Lovable curmudgeon Neil Young has teamed up with his Crazy Horse mates to release a second new album in 2012. Psychedelic Pill is the first album of all-new material with the full line-up of Young, Billy Talbot, Ralph Molina, and Frank Sampedro since 2003’s ambitious Greendale project. The lead-off track is a song called “Driftin’ Back” which clocks in at a few ticks shy of 28 minutes. Drugs were taken.
The new release schedule for November and December looks like the usual fourth-quarter crap-a-thon of Christmas albums and greatest ‘hits’ collections. In essence, albums for people that like music but don’t love music. It may be awhile before the Craven Hermit has any new albums to ‘big up’, so in the meantime here is a pair of very worthy bonus releases that slipped through the cracks in September.
Jonny Greenwood, lead guitarist for Radiohead, has built a healthy cottage industry of composing motion picture soundtracks. He has teamed up once again with director Paul Thomas Anderson to write the music for new film The Master. This is the movie that professes to NOT be about L. Ron Hubbard and Scientology (yes, and George Orwell’s Animal Farm was NOT about Communism). Greenwood is a master at writing off-kilter, moody pieces of music that seem claustrophobic and dischordant yet still manage to add tension and context to the moving pictures on screen. If you liked his spooked, minimalist work in the film There Will Be Blood, you should also enjoy this new project.

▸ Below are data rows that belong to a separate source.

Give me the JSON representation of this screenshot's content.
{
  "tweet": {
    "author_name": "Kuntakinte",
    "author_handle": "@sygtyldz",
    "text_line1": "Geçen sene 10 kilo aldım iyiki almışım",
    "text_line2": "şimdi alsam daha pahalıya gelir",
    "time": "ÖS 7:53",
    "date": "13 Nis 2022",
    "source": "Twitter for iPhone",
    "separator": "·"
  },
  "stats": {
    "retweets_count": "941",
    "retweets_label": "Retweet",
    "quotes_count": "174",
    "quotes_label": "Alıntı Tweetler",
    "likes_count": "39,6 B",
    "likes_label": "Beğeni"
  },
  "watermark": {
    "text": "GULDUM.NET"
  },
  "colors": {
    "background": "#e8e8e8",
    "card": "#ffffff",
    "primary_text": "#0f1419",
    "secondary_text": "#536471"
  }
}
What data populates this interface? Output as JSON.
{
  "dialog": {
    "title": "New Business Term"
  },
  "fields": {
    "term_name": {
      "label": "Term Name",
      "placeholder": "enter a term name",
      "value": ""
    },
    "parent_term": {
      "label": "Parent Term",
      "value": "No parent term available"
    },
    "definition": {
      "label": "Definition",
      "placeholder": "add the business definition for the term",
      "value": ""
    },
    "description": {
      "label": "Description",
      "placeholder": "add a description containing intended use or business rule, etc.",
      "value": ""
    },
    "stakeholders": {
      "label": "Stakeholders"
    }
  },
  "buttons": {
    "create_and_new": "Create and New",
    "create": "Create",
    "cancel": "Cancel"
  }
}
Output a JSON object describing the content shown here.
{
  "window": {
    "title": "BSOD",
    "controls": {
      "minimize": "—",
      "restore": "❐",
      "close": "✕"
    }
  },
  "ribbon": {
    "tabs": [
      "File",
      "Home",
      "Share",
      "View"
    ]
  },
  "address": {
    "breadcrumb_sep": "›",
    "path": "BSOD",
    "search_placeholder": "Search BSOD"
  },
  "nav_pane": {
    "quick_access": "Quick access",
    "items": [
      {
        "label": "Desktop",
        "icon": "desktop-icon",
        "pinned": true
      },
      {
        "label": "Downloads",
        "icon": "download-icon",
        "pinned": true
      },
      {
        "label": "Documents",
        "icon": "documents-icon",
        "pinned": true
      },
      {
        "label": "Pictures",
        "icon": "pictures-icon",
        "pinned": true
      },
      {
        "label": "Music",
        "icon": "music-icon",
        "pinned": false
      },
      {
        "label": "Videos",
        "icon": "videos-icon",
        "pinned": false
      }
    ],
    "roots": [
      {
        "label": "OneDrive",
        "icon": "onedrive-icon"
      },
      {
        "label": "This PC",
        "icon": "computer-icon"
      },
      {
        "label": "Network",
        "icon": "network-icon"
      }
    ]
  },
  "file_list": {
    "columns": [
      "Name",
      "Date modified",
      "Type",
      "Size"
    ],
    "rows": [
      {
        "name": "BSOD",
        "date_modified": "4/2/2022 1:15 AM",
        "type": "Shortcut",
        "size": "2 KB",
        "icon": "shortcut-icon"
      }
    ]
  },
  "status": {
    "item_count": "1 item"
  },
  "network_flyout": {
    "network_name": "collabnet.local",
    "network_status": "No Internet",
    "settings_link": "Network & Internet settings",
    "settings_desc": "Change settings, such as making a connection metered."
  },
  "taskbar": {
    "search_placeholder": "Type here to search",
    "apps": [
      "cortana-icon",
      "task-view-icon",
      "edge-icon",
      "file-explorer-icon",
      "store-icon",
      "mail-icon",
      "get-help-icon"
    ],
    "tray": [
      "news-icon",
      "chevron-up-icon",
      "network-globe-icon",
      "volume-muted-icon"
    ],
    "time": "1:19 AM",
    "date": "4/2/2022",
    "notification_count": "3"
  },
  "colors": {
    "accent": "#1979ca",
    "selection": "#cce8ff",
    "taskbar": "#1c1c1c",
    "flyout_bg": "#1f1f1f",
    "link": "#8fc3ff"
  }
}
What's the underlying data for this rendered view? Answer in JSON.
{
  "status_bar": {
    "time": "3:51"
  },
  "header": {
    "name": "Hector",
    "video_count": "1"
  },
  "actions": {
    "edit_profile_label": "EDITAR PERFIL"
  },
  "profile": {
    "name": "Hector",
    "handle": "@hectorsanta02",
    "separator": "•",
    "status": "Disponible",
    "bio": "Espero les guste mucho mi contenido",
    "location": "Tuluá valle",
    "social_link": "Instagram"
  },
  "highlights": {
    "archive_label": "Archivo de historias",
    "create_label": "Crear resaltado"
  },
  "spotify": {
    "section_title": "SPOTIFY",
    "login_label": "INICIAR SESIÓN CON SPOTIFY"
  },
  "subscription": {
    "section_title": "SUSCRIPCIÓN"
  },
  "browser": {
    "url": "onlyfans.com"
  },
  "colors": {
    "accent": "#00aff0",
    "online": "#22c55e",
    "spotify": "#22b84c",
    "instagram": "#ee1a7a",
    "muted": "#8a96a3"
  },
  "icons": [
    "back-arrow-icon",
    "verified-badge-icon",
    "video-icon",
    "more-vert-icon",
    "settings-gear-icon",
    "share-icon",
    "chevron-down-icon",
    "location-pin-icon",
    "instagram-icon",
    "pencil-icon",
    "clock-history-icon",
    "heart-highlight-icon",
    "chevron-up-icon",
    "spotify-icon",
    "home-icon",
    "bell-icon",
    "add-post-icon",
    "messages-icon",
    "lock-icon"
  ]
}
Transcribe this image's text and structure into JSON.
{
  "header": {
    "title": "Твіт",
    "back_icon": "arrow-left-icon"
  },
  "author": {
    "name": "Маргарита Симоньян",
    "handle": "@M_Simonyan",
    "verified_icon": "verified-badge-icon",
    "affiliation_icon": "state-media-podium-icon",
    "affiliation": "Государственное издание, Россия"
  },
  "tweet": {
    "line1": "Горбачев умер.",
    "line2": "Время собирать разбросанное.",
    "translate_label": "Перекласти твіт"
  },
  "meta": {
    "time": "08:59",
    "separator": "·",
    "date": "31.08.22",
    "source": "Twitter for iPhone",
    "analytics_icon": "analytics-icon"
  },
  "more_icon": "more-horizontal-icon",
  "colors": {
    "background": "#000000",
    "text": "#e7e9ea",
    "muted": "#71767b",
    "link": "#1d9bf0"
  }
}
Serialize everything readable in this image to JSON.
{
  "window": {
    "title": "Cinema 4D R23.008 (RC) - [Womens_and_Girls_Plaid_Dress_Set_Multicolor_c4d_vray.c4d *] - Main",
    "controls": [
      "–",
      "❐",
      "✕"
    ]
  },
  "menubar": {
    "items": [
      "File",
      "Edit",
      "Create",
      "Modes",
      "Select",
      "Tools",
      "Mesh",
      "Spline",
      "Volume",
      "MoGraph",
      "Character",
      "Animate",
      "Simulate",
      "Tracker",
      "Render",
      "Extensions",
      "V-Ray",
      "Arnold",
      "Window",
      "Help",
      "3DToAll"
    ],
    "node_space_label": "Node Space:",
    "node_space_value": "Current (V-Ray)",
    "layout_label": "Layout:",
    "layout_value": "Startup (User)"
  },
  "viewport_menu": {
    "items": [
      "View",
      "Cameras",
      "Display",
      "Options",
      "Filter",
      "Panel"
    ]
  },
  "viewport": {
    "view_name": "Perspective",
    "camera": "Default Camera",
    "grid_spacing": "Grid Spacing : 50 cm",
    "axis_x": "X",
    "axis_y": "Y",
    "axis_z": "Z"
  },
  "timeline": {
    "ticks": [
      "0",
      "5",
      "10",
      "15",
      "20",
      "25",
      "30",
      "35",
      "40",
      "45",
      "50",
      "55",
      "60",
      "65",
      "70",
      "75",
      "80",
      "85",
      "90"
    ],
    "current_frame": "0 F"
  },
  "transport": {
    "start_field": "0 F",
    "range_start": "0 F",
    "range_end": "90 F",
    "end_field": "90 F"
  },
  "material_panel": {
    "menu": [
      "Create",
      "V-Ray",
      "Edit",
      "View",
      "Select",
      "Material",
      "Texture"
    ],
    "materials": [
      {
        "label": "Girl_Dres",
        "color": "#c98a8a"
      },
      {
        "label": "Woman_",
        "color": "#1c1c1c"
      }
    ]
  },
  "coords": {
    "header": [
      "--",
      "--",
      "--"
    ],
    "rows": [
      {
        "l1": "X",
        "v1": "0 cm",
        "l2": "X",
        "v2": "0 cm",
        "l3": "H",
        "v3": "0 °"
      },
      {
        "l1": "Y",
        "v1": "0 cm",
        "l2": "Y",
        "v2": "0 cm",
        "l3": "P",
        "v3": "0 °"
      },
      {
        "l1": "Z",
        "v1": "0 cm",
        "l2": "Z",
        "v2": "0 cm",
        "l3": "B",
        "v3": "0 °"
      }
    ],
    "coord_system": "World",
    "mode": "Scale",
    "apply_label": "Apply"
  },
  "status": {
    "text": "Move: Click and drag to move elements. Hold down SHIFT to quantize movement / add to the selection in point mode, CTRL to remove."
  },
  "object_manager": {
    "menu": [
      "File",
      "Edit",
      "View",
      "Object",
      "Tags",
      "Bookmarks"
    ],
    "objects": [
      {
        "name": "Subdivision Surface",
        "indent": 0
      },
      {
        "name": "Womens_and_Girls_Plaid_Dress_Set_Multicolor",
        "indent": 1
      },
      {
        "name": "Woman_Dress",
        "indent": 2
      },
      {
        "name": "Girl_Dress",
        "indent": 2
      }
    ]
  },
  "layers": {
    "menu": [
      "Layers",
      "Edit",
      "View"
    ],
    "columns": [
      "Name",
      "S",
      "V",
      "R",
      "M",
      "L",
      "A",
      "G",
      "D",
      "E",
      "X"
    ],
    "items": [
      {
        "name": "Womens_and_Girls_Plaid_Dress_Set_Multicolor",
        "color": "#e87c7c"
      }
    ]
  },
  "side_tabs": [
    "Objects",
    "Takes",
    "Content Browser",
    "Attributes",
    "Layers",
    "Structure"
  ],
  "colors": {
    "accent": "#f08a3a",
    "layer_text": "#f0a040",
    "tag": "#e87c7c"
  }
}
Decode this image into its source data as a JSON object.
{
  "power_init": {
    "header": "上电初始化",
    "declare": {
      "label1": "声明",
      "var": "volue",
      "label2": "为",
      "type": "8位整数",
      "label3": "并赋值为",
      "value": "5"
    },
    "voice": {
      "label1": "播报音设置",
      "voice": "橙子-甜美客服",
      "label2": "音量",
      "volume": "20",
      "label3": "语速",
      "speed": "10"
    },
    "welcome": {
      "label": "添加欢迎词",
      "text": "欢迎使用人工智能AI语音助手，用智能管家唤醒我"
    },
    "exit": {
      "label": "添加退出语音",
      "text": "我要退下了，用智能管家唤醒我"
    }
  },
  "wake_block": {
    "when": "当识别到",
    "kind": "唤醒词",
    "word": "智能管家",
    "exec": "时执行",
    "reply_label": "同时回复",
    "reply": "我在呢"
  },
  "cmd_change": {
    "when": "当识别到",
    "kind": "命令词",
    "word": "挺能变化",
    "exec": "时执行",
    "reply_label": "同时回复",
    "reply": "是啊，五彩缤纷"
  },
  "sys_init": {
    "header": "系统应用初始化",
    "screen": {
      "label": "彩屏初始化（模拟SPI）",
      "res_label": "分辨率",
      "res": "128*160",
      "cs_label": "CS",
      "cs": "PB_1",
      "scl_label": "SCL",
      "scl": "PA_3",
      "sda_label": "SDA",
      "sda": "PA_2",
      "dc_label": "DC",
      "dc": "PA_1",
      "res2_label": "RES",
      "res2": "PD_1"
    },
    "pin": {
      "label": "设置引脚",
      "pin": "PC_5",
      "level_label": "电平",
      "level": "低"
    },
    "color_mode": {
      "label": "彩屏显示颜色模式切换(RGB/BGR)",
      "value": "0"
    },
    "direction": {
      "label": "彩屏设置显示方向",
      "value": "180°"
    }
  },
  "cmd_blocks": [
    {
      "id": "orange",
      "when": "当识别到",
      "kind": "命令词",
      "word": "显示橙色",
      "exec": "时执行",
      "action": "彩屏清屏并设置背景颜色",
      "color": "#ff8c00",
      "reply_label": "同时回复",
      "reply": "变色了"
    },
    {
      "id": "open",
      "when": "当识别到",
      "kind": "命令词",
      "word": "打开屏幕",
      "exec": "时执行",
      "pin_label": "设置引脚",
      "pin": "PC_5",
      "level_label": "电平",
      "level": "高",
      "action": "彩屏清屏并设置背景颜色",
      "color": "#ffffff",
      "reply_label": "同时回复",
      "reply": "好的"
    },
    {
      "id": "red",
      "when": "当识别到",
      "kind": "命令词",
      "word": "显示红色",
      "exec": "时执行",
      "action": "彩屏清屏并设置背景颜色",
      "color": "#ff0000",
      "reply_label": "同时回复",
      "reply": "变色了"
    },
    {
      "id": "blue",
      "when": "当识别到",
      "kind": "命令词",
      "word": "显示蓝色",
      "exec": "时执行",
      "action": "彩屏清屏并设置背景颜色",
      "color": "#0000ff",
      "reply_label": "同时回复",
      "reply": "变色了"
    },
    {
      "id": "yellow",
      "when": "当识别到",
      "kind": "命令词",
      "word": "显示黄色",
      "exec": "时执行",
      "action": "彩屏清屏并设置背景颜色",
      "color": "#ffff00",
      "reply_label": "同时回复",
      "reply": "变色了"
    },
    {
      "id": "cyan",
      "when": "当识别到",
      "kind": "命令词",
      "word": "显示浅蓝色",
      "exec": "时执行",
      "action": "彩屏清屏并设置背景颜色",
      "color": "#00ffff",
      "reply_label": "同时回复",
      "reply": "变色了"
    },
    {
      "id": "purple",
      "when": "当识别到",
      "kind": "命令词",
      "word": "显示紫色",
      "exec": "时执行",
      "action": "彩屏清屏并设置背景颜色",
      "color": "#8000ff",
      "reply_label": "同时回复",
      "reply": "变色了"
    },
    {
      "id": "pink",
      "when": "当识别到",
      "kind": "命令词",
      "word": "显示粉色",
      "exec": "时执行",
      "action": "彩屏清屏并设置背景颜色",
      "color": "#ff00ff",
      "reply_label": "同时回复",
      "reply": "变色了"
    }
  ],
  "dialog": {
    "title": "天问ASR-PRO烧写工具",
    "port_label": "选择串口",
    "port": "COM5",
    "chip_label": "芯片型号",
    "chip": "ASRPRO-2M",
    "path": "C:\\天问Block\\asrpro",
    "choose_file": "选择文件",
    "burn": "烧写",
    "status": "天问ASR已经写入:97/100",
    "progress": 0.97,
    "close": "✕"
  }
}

R.E.M.’s fifth record was their last for record company IRS, and its success was perfectly timed. Document broke the Athens, Georgia band wide open, promoting the college indie stars to the upper echelon of worldwide superstars. Singles like “It’s The End Of The World As We Know It” and anti-love song “The One I Love” still feature prominently on alternative rock radio today. Deeper cuts, like “Exhuming McCarthy” and “Disturbance at the Heron House” showed that their mainstream breakthrough didn’t come at the cost of the band’s collective conscience. This newly released 25th anniversary edition includes a remastered edition of the original album, plus a cracking & snarling live disc from their 1987 European tour.